Learning foreign languages can affect the processing of music in the brain
Research has shown that a music-related hobby boosts language skills and affects the processing of speech in the brain. According to a new study, the reverse also happens—learning foreign languages can affect the processing of music in the brain.
Research Director Mari Tervaniemi from the University of Helsinki's Faculty of Educational Sciences investigated, in cooperation with researchers from the Beijing Normal University (BNU) and the University of Turku, the link in the brain between language acquisition and music processing in Chinese elementary school pupils aged 8–11 by monitoring, for one school year, children who attended a music training program and a similar program for the English language. Brain responses associated with auditory processing were measured in the children before and after the programs. Tervaniemi compared the results to those of children who attended other training programs.
"The results demonstrated that both the music and the language program had an impact on the neural processing of auditory signals," Tervaniemi says.
Learning achievements extend from language acquisition to music
Surprisingly, attendance in the English training program enhanced the processing of musically relevant sounds, particularly in terms of pitch processing.
"A possible explanation for the finding is the language background of the children, as understanding Chinese, which is a tonal language, is largely based on the perception of pitch, which potentially equipped the study subjects with the ability to utilize precisely that trait when learning new things. That's why attending the language training program facilitated the early neural auditory processes more than the musical training."
Tervaniemi says that the results support the notion that musical and linguistic brain functions are closely linked in the developing brain. Both music and language acquisition modulate auditory perception. However, whether they produce similar or different results in the developing brain of school-age children has not been systematically investigated in prior studies.
At the beginning of the training programs, the number of children studied using electroencephalogram (EEG) recordings was 120, of whom more than 80 also took part in EEG recordings a year later, after the program.
In the music training, the children had the opportunity to sing a lot: they were taught to sing from both hand signs and sheet music. The language training program emphasized the combination of spoken and written English, that is, simultaneous learning. At the same time, the English language employs an orthography that is different from Chinese. The one-hour program sessions were held twice a week after school on school premises throughout the school year, with roughly 20 children and two teachers attending at a time.

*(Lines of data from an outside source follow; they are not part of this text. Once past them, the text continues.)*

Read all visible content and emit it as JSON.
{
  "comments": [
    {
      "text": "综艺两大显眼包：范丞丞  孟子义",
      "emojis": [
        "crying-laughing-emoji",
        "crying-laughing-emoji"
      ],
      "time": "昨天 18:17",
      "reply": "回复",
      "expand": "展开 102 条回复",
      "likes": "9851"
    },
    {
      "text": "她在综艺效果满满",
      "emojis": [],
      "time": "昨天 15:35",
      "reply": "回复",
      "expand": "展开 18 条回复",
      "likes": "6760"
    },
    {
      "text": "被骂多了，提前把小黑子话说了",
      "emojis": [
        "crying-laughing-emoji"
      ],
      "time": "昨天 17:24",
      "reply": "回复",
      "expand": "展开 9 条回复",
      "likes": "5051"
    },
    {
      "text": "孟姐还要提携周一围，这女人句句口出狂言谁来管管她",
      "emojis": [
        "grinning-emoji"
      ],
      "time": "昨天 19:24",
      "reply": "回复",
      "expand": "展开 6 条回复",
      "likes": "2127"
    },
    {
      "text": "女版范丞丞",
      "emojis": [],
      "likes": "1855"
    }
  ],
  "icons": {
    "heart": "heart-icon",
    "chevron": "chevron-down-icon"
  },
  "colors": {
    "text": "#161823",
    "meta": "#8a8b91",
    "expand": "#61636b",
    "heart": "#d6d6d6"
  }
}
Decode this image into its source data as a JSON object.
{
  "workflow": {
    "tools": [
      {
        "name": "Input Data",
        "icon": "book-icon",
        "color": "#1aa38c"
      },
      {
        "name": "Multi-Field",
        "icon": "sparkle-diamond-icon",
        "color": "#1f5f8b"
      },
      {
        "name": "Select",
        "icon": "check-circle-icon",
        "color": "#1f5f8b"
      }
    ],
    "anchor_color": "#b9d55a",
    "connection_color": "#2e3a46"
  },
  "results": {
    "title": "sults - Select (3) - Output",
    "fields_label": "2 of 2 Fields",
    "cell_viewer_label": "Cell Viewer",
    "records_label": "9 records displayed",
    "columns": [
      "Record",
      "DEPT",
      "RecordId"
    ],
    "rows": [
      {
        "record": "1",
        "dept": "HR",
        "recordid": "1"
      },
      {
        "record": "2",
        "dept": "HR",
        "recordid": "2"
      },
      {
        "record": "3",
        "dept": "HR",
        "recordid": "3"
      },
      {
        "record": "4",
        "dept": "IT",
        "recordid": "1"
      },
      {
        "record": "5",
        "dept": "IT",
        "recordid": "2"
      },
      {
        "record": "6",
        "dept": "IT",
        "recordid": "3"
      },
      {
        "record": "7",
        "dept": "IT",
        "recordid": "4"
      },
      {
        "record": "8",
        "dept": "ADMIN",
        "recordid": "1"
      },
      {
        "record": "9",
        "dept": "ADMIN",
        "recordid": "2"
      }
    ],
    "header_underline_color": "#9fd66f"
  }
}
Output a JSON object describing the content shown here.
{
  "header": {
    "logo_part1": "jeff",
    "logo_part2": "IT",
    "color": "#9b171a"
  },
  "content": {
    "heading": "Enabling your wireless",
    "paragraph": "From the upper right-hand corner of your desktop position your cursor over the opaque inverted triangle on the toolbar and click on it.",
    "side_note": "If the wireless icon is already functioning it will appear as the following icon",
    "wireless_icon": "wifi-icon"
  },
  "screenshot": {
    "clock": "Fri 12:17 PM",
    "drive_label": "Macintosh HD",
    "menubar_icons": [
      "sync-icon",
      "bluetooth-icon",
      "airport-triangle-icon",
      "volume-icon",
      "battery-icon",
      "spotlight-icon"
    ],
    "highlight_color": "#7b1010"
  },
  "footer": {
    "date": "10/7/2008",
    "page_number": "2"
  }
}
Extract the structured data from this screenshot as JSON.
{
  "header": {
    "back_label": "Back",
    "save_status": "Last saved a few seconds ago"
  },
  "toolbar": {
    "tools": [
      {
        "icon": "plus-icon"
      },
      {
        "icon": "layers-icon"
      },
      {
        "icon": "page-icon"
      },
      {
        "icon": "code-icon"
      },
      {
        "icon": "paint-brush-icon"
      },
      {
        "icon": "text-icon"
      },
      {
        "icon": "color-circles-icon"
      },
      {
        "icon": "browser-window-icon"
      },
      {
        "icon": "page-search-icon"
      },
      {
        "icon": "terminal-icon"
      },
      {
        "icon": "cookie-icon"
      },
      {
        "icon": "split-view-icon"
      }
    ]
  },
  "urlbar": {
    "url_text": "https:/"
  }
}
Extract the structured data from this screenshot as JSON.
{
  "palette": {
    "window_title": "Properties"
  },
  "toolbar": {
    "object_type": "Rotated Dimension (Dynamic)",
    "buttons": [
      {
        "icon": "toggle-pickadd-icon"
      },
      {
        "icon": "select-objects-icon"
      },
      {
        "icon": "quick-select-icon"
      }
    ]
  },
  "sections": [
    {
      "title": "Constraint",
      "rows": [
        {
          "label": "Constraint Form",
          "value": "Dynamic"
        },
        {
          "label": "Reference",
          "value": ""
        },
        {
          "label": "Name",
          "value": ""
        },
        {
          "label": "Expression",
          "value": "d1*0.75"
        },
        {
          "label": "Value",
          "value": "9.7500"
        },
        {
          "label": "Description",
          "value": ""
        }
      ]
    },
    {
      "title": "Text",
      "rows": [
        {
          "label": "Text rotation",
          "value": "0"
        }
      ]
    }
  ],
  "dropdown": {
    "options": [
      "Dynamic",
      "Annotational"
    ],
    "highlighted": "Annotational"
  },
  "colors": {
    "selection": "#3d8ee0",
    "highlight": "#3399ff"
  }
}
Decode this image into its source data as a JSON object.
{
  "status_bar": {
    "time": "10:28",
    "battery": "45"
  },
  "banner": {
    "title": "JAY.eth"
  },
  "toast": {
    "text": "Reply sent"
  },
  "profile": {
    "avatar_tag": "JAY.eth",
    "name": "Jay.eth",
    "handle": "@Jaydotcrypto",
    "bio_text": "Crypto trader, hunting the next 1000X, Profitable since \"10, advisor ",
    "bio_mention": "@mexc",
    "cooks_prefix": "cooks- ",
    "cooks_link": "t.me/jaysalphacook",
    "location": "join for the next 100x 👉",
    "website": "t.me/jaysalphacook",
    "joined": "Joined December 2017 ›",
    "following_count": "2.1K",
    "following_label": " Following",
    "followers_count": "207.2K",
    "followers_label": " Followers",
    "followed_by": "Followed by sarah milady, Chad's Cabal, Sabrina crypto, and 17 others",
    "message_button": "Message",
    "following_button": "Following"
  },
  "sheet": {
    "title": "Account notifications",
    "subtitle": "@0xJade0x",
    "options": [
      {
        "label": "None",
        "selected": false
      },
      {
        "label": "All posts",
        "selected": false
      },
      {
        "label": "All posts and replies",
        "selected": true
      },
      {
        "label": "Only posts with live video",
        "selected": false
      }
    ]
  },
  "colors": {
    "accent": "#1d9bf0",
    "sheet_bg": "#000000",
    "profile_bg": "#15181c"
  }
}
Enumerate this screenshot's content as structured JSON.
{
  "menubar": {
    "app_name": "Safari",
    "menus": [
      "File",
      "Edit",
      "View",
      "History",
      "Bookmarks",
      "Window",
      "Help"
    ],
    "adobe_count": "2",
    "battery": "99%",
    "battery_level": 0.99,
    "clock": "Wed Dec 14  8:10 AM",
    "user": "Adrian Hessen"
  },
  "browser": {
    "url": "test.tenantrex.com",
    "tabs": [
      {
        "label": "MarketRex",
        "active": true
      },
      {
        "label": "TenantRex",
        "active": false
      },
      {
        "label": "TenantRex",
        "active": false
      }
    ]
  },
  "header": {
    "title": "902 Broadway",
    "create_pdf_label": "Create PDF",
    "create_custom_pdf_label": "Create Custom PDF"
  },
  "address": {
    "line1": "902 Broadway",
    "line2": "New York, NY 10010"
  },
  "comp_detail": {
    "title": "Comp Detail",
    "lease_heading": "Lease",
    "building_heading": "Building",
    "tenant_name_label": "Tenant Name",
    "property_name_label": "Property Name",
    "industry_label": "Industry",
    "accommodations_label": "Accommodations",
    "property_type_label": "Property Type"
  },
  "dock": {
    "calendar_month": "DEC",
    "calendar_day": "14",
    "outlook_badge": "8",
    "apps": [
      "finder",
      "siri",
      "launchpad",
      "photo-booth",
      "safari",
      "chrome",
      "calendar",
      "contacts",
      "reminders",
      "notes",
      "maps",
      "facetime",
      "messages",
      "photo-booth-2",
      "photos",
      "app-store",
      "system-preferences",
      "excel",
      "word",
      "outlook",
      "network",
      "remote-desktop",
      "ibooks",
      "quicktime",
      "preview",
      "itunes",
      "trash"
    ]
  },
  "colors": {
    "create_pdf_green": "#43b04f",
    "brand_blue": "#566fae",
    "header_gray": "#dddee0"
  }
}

"In both programs the children liked the content of the lessons which was very interactive and had many means to support communication between the children and the teacher," says Professor Sha Tao who led the study in Beijing.